We Are What We Eat, And We're In Trouble

We Are What We Eat, And We're In Trouble
Cardiologist Dr. Charles Devlin, who sees on a daily basis the inevitable result
Cardiologist Dr. Charles Devlin, who sees on a daily basis the inevitable result
Eileen Corbett, R.D., (center) and Kay MacInnis, R.D., teach heart patients what to eat – and how to eat – in an effort to help them keep from eating their way back into the hospital
Eileen Corbett, R.D., (center) and Kay MacInnis, R.D., teach heart patients what to eat – and how to eat – in an effort to help them keep from eating their way back into the hospital

The old adage is true. We are what we eat. And that worries Dr. Charles Devlin.

"We're still eating as though we are as active as our great-grandparents," according to Dr. Devlin, a Providence cardiologist with South Carolina Heart Center. "But our activity levels have not kept pace with our eating habits."

Most of our ancestors worked sunup to sundown on farms, doing the kind of back-breaking labor that burned calories far more effectively than the sedentary jobs many of us have today.

Those same ancestors also taught us, through the dinnertime admonishments of our parents and grandparents, that we should never be wasteful when it comes to the food on our plates.

"And that makes it really hard for many of us to push away from the table," Dr. Devlin continues. "We're just not programmed to do that."

Dr. Devlin, who labels obesity an American epidemic, treats patients who fall prey to the inexpensive, convenient and often unhealthy calories that are available to us today. He and his colleagues in cardiology see on a daily basis the inevitable result of eating too much of the wrong things.

So do dieticians Kay MacInnis, R.D., and Eileen Corbett, R.D., who counsel patients at Providence Heart Institute. After surgery or another heart procedure, those patients realize that they'll have to change their eating habits – or else.

"People who come into the Cardiac Rehab Lab at Providence for nutritional counseling often have the misconception that if something tastes good, then they can't have it," says Kay.

When she begins dispelling that myth, she sees some of the resistance begin to melt. "Realizing that good nutrition can taste good, that they have options, and that moderation can be learned – all of those work together to help people begin achieving their goals."

Health goals can be reached by eating high-fat foods less often, and in smaller portions, Kay says. Lower-fat living is one of the choices individuals can make that can correlate to lower blood cholesterol levels and, therefore, better heart health.

Choosing a grilled chicken breast over fried chicken, for example, helps people avoid eating unhealthy fat – and possibly eating their way back into the hospital.

Kay and Eileen not only teach people what to eat, but also how to eat. "It only takes about seven minutes for someone to consume a meal, in spite of the fact that it takes 20 minutes for the brain to tell the body it's full," says Kay. "A great deal has been written about the difference in heart disease in America versus European countries, where dining may span a couple of hours or more."

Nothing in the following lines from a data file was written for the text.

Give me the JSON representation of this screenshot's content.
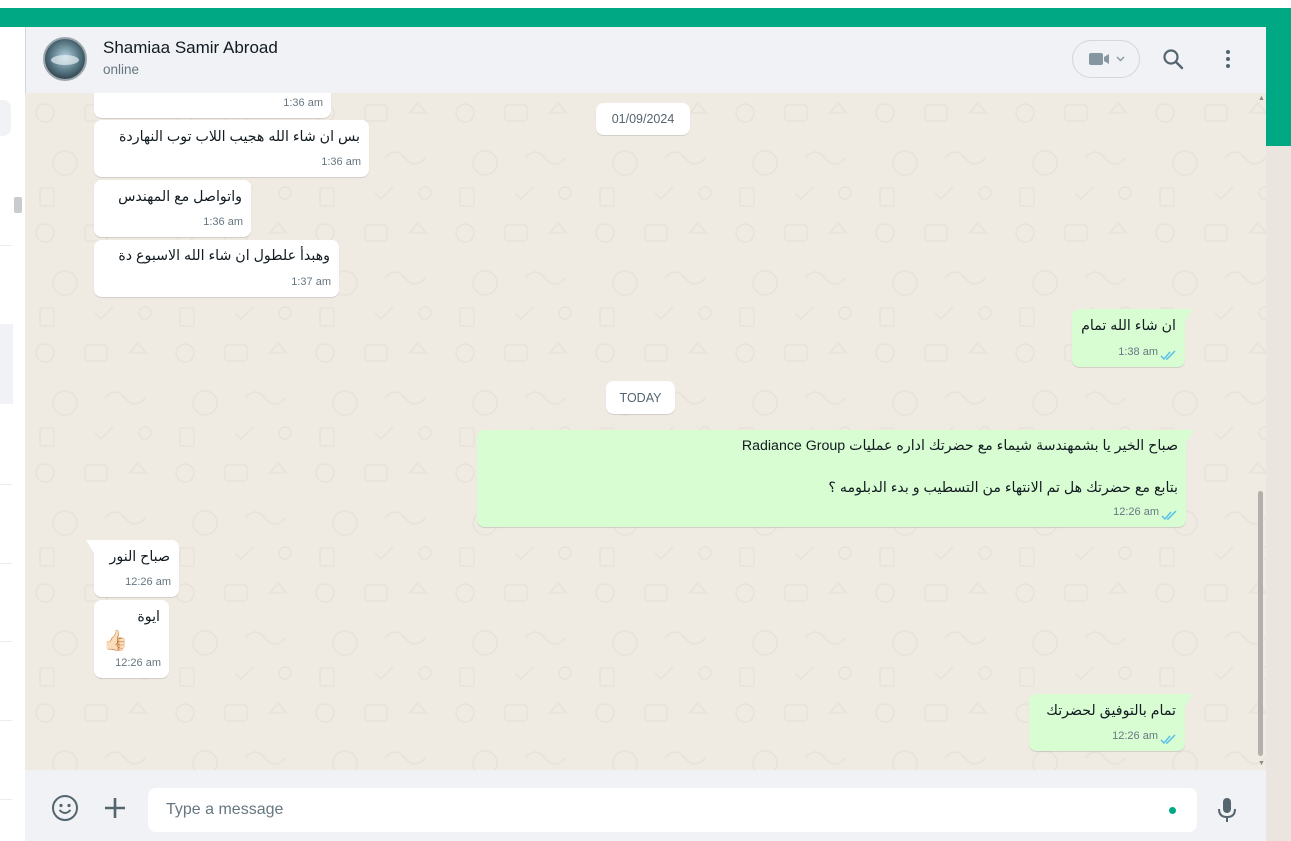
{
  "header": {
    "contact_name": "Shamiaa Samir Abroad",
    "status": "online",
    "icons": [
      "video-call-icon",
      "chevron-down-icon",
      "search-icon",
      "menu-icon"
    ]
  },
  "messages": [
    {
      "dir": "in",
      "text": "",
      "time": "1:36 am"
    },
    {
      "dir": "in",
      "text": "بس ان شاء الله هجيب اللاب توب النهاردة",
      "time": "1:36 am"
    },
    {
      "dir": "in",
      "text": "واتواصل مع المهندس",
      "time": "1:36 am"
    },
    {
      "dir": "in",
      "text": "وهبدأ علطول ان شاء الله الاسبوع دة",
      "time": "1:37 am"
    },
    {
      "dir": "out",
      "text": "ان شاء الله تمام",
      "time": "1:38 am",
      "status": "read"
    },
    {
      "dir": "out",
      "line1": "صباح الخير يا بشمهندسة شيماء مع  حضرتك اداره عمليات Radiance Group",
      "line2": "بتابع مع حضرتك هل تم الانتهاء من التسطيب و بدء الدبلومه ؟",
      "time": "12:26 am",
      "status": "read"
    },
    {
      "dir": "in",
      "text": "صباح النور",
      "time": "12:26 am"
    },
    {
      "dir": "in",
      "text": "ايوة",
      "emoji": "👍🏻",
      "time": "12:26 am"
    },
    {
      "dir": "out",
      "text": "تمام بالتوفيق لحضرتك",
      "time": "12:26 am",
      "status": "read"
    }
  ],
  "date_separators": {
    "first": "01/09/2024",
    "second": "TODAY"
  },
  "footer": {
    "placeholder": "Type a message",
    "icons": [
      "emoji-icon",
      "attach-plus-icon",
      "microphone-icon"
    ]
  },
  "colors": {
    "accent": "#00a884",
    "outgoing_bubble": "#d9fdd3",
    "incoming_bubble": "#ffffff",
    "chat_background": "#efeae2",
    "read_ticks": "#53bdeb"
  }
}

"Our teaching is one-on-one because everyone has a different lifestyle, and we know we must start with where she or he is, then individualize what we teach," says Eileen. She's part of the clinical dietician team that works with acute care patients before they leave the hospital, to help them follow their doctors' orders on their own.

"We encourage patients to make diet changes they can stick with easily," Eileen says. "Someone who loses only one pound a week and keeps it off for a year may be better off than people who change more dramatically but revert to their former ways – and their former weight."

Providence offers a free nutrition education series. To register or to get more information, click here .